What the task requires →
If a line in the data contains "icon", copy it out.

------------------------------------------------

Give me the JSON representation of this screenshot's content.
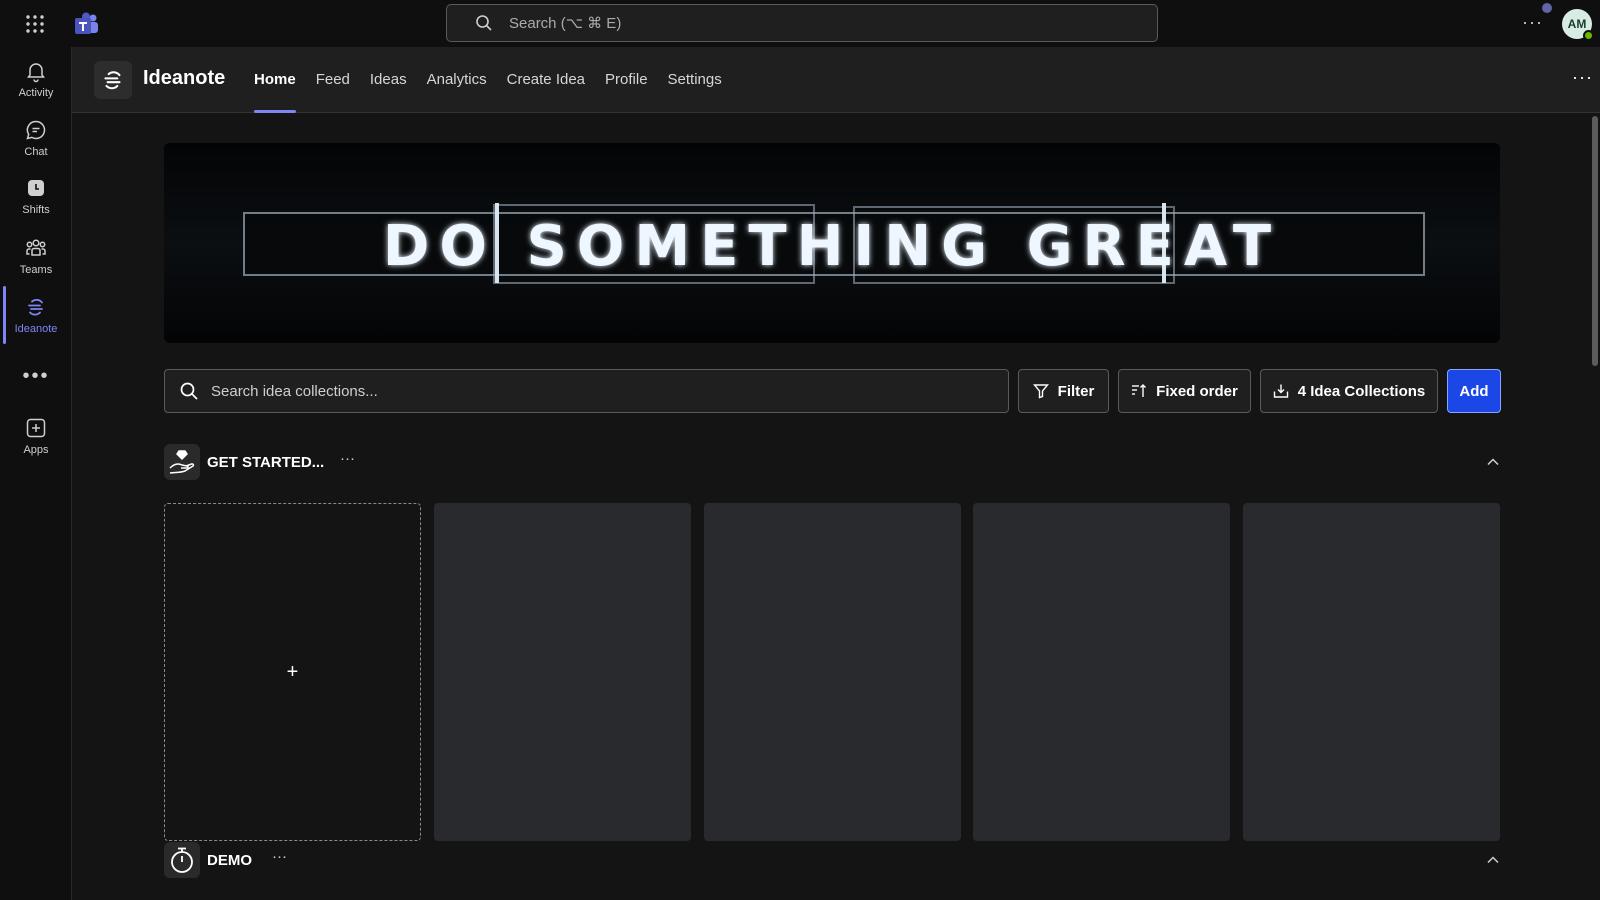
{
  "topbar": {
    "search_placeholder": "Search (⌥ ⌘ E)",
    "avatar_initials": "AM",
    "more_label": "···"
  },
  "rail": {
    "items": [
      {
        "label": "Activity",
        "icon": "bell-icon"
      },
      {
        "label": "Chat",
        "icon": "chat-icon"
      },
      {
        "label": "Shifts",
        "icon": "clock-icon"
      },
      {
        "label": "Teams",
        "icon": "people-icon"
      },
      {
        "label": "Ideanote",
        "icon": "ideanote-icon",
        "active": true
      },
      {
        "label": "Apps",
        "icon": "plus-square-icon"
      }
    ],
    "more_label": "•••"
  },
  "app": {
    "name": "Ideanote",
    "tabs": [
      {
        "label": "Home",
        "active": true
      },
      {
        "label": "Feed"
      },
      {
        "label": "Ideas"
      },
      {
        "label": "Analytics"
      },
      {
        "label": "Create Idea"
      },
      {
        "label": "Profile"
      },
      {
        "label": "Settings"
      }
    ],
    "more_label": "···"
  },
  "banner": {
    "neon_text": "DO SOMETHING GREAT"
  },
  "toolbar": {
    "search_placeholder": "Search idea collections...",
    "filter_label": "Filter",
    "order_label": "Fixed order",
    "collections_label": "4 Idea Collections",
    "add_label": "Add"
  },
  "sections": [
    {
      "title": "GET STARTED...",
      "more": "···",
      "icon": "hand-diamond-icon"
    },
    {
      "title": "DEMO",
      "more": "···",
      "icon": "stopwatch-icon"
    }
  ],
  "cards": {
    "add_symbol": "+"
  },
  "colors": {
    "accent": "#7f85f5",
    "primary_button": "#1a47e5",
    "card_bg": "#292a2e"
  }
}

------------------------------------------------

Task solution →
        "icon": "bell-icon"
        "icon": "chat-icon"
        "icon": "clock-icon"
        "icon": "people-icon"
        "icon": "ideanote-icon",
        "icon": "plus-square-icon"
      "icon": "hand-diamond-icon"
      "icon": "stopwatch-icon"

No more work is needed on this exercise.